→ **Problem requirements**:
Set down every entry again word for word, please, but skip the pictures.

→ **Records to process**:
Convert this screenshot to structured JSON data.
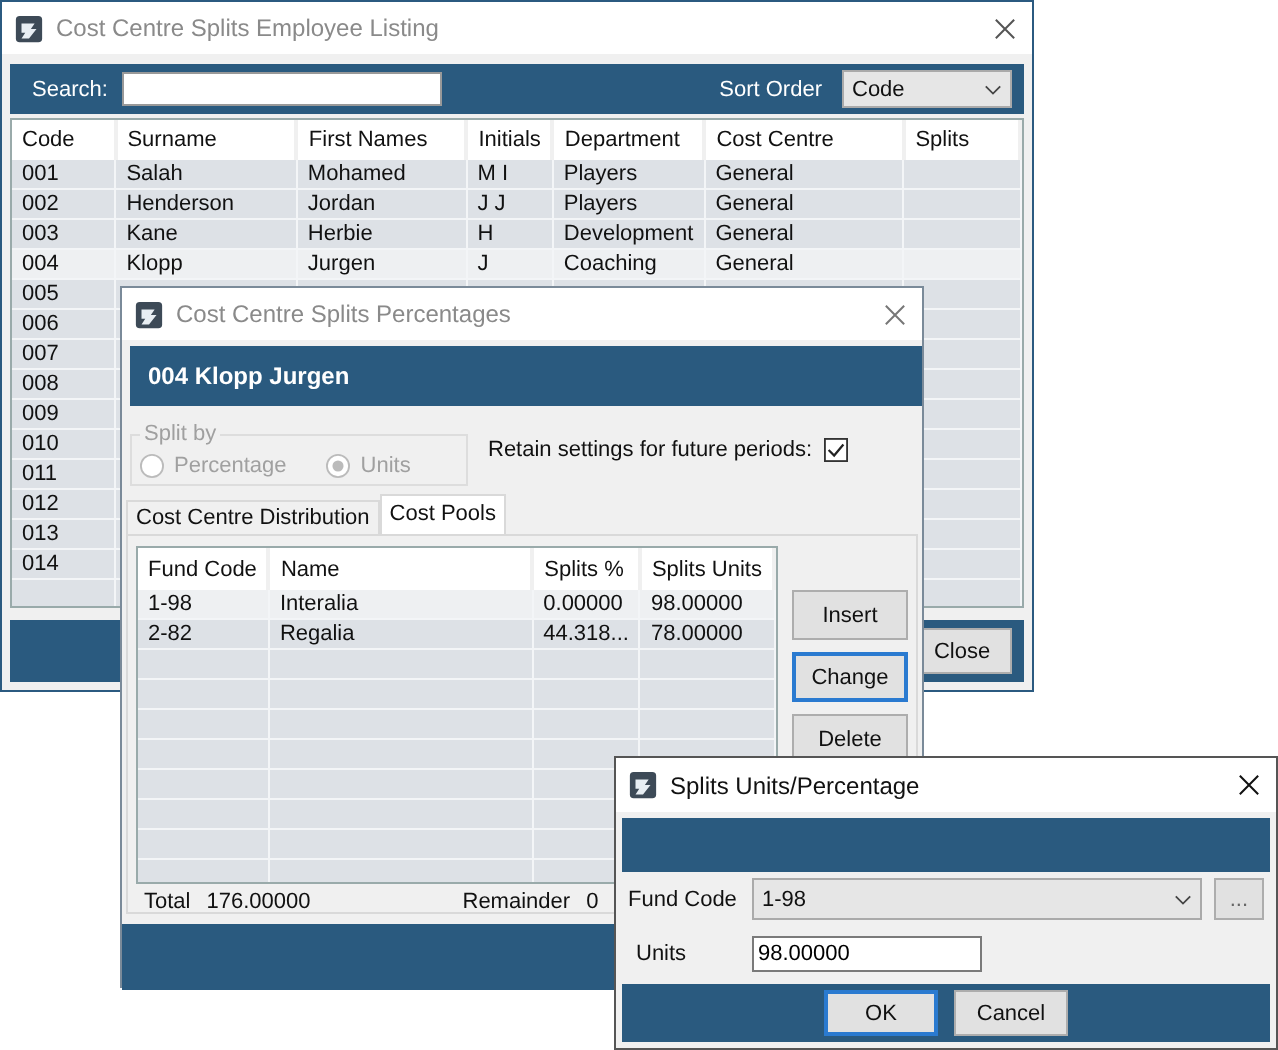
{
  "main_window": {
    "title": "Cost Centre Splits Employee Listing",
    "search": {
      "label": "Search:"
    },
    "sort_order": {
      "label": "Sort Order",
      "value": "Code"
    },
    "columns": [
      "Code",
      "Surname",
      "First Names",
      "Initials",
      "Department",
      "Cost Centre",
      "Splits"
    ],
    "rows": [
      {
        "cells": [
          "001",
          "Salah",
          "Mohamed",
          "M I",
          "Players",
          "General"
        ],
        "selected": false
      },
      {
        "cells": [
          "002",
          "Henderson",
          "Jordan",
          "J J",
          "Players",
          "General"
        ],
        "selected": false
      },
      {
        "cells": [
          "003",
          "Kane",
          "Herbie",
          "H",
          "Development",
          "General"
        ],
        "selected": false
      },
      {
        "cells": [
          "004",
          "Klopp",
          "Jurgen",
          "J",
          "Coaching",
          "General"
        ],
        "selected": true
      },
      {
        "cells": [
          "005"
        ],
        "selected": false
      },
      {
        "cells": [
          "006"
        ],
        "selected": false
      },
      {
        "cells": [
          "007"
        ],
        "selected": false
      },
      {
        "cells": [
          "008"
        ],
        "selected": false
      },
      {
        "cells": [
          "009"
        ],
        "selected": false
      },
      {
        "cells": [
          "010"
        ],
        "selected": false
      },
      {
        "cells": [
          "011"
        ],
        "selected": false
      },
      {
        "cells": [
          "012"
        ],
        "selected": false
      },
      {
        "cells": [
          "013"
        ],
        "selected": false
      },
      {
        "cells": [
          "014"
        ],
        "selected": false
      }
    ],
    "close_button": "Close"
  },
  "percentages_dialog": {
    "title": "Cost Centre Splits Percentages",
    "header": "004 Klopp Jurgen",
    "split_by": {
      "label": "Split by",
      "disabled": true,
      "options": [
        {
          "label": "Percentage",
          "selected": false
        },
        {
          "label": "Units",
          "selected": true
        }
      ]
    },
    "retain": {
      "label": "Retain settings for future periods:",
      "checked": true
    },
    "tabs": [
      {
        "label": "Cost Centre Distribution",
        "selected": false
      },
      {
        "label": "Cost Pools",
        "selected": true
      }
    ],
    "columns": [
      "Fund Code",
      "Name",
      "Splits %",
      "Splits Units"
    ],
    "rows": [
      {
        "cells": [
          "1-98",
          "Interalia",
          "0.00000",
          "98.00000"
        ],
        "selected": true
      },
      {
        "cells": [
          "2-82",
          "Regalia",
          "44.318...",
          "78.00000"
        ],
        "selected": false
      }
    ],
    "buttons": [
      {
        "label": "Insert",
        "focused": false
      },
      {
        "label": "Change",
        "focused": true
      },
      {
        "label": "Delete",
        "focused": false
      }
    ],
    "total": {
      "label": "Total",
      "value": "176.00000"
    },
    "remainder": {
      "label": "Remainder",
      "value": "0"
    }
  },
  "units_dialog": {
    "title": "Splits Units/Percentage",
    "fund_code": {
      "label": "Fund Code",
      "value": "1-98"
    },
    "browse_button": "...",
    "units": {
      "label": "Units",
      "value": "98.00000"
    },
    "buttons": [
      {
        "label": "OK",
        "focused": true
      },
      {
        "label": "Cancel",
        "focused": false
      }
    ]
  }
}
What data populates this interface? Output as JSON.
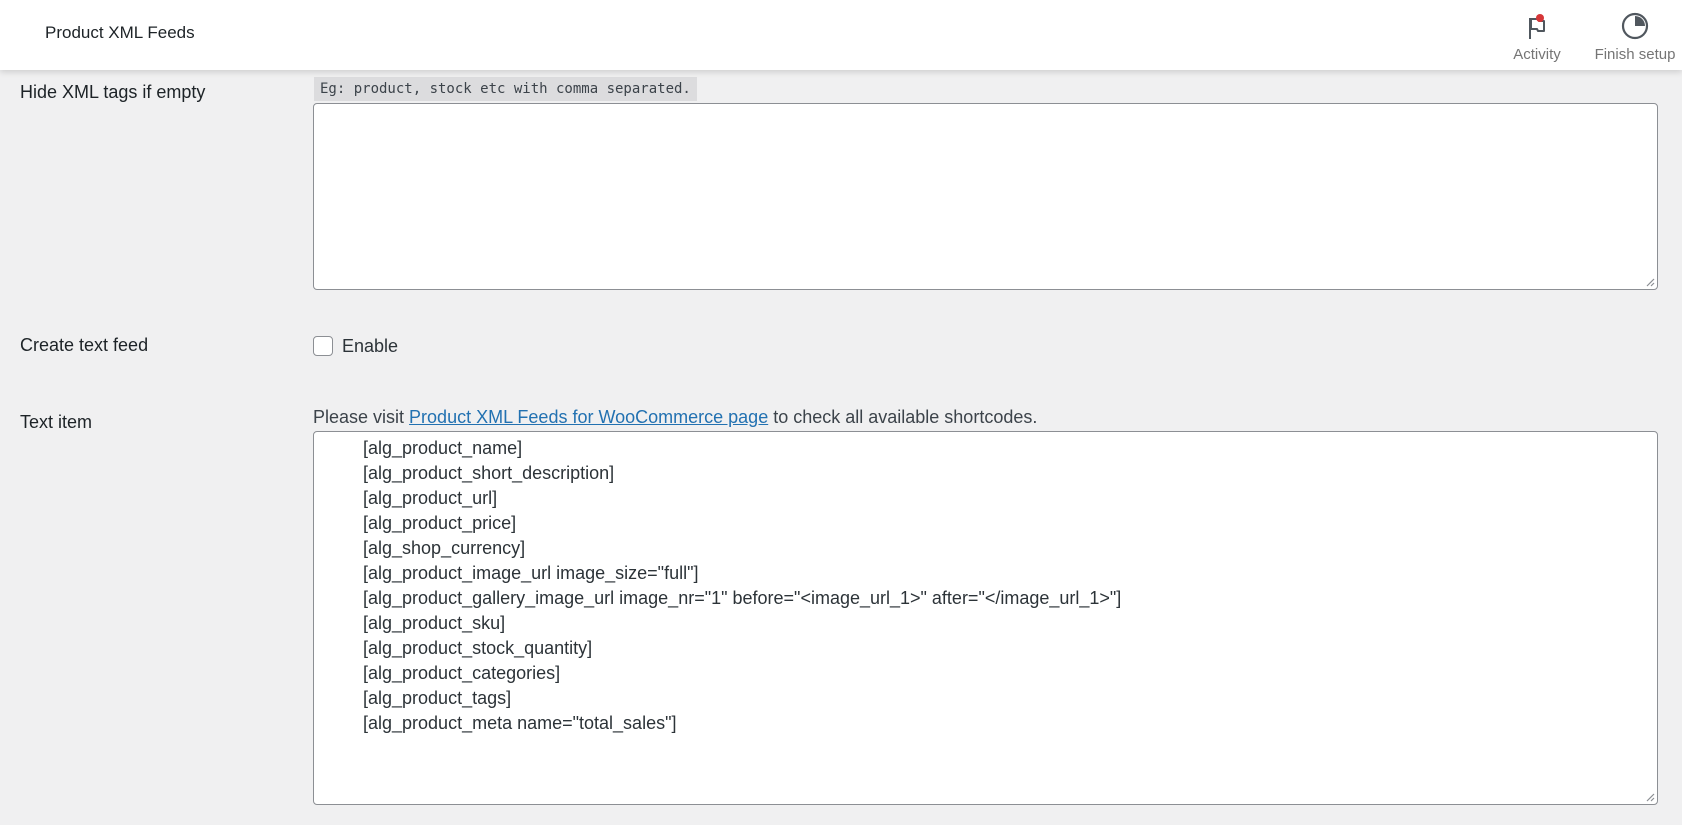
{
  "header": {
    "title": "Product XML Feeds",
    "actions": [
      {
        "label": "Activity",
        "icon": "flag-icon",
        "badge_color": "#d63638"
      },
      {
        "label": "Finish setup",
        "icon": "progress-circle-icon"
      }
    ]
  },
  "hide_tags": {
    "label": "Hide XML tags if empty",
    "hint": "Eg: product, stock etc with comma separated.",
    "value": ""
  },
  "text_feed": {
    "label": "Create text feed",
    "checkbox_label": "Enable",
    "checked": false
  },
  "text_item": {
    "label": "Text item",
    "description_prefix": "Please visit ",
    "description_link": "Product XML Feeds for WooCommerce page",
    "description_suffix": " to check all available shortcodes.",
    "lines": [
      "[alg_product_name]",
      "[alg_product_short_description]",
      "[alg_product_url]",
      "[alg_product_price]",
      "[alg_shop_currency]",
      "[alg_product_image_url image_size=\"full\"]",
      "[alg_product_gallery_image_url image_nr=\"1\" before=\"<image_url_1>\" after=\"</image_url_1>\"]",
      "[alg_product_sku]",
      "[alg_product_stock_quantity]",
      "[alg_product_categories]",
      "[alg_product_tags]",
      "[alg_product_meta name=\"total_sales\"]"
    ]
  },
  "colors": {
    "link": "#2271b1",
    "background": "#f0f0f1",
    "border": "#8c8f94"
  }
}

→ **Written solution**:
Convert this screenshot to structured JSON data.
{
  "main_window": {
    "title": "Cost Centre Splits Employee Listing",
    "search": {
      "label": "Search:"
    },
    "sort_order": {
      "label": "Sort Order",
      "value": "Code"
    },
    "columns": [
      "Code",
      "Surname",
      "First Names",
      "Initials",
      "Department",
      "Cost Centre",
      "Splits"
    ],
    "rows": [
      {
        "cells": [
          "001",
          "Salah",
          "Mohamed",
          "M I",
          "Players",
          "General"
        ],
        "selected": false
      },
      {
        "cells": [
          "002",
          "Henderson",
          "Jordan",
          "J J",
          "Players",
          "General"
        ],
        "selected": false
      },
      {
        "cells": [
          "003",
          "Kane",
          "Herbie",
          "H",
          "Development",
          "General"
        ],
        "selected": false
      },
      {
        "cells": [
          "004",
          "Klopp",
          "Jurgen",
          "J",
          "Coaching",
          "General"
        ],
        "selected": true
      },
      {
        "cells": [
          "005"
        ],
        "selected": false
      },
      {
        "cells": [
          "006"
        ],
        "selected": false
      },
      {
        "cells": [
          "007"
        ],
        "selected": false
      },
      {
        "cells": [
          "008"
        ],
        "selected": false
      },
      {
        "cells": [
          "009"
        ],
        "selected": false
      },
      {
        "cells": [
          "010"
        ],
        "selected": false
      },
      {
        "cells": [
          "011"
        ],
        "selected": false
      },
      {
        "cells": [
          "012"
        ],
        "selected": false
      },
      {
        "cells": [
          "013"
        ],
        "selected": false
      },
      {
        "cells": [
          "014"
        ],
        "selected": false
      }
    ],
    "close_button": "Close"
  },
  "percentages_dialog": {
    "title": "Cost Centre Splits Percentages",
    "header": "004 Klopp Jurgen",
    "split_by": {
      "label": "Split by",
      "disabled": true,
      "options": [
        {
          "label": "Percentage",
          "selected": false
        },
        {
          "label": "Units",
          "selected": true
        }
      ]
    },
    "retain": {
      "label": "Retain settings for future periods:",
      "checked": true
    },
    "tabs": [
      {
        "label": "Cost Centre Distribution",
        "selected": false
      },
      {
        "label": "Cost Pools",
        "selected": true
      }
    ],
    "columns": [
      "Fund Code",
      "Name",
      "Splits %",
      "Splits Units"
    ],
    "rows": [
      {
        "cells": [
          "1-98",
          "Interalia",
          "0.00000",
          "98.00000"
        ],
        "selected": true
      },
      {
        "cells": [
          "2-82",
          "Regalia",
          "44.318...",
          "78.00000"
        ],
        "selected": false
      }
    ],
    "buttons": [
      {
        "label": "Insert",
        "focused": false
      },
      {
        "label": "Change",
        "focused": true
      },
      {
        "label": "Delete",
        "focused": false
      }
    ],
    "total": {
      "label": "Total",
      "value": "176.00000"
    },
    "remainder": {
      "label": "Remainder",
      "value": "0"
    }
  },
  "units_dialog": {
    "title": "Splits Units/Percentage",
    "fund_code": {
      "label": "Fund Code",
      "value": "1-98"
    },
    "browse_button": "...",
    "units": {
      "label": "Units",
      "value": "98.00000"
    },
    "buttons": [
      {
        "label": "OK",
        "focused": true
      },
      {
        "label": "Cancel",
        "focused": false
      }
    ]
  }
}
What data populates this interface? Output as JSON.
{
  "header": {
    "title": "Product XML Feeds",
    "actions": [
      {
        "label": "Activity",
        "icon": "flag-icon",
        "badge_color": "#d63638"
      },
      {
        "label": "Finish setup",
        "icon": "progress-circle-icon"
      }
    ]
  },
  "hide_tags": {
    "label": "Hide XML tags if empty",
    "hint": "Eg: product, stock etc with comma separated.",
    "value": ""
  },
  "text_feed": {
    "label": "Create text feed",
    "checkbox_label": "Enable",
    "checked": false
  },
  "text_item": {
    "label": "Text item",
    "description_prefix": "Please visit ",
    "description_link": "Product XML Feeds for WooCommerce page",
    "description_suffix": " to check all available shortcodes.",
    "lines": [
      "[alg_product_name]",
      "[alg_product_short_description]",
      "[alg_product_url]",
      "[alg_product_price]",
      "[alg_shop_currency]",
      "[alg_product_image_url image_size=\"full\"]",
      "[alg_product_gallery_image_url image_nr=\"1\" before=\"<image_url_1>\" after=\"</image_url_1>\"]",
      "[alg_product_sku]",
      "[alg_product_stock_quantity]",
      "[alg_product_categories]",
      "[alg_product_tags]",
      "[alg_product_meta name=\"total_sales\"]"
    ]
  },
  "colors": {
    "link": "#2271b1",
    "background": "#f0f0f1",
    "border": "#8c8f94"
  }
}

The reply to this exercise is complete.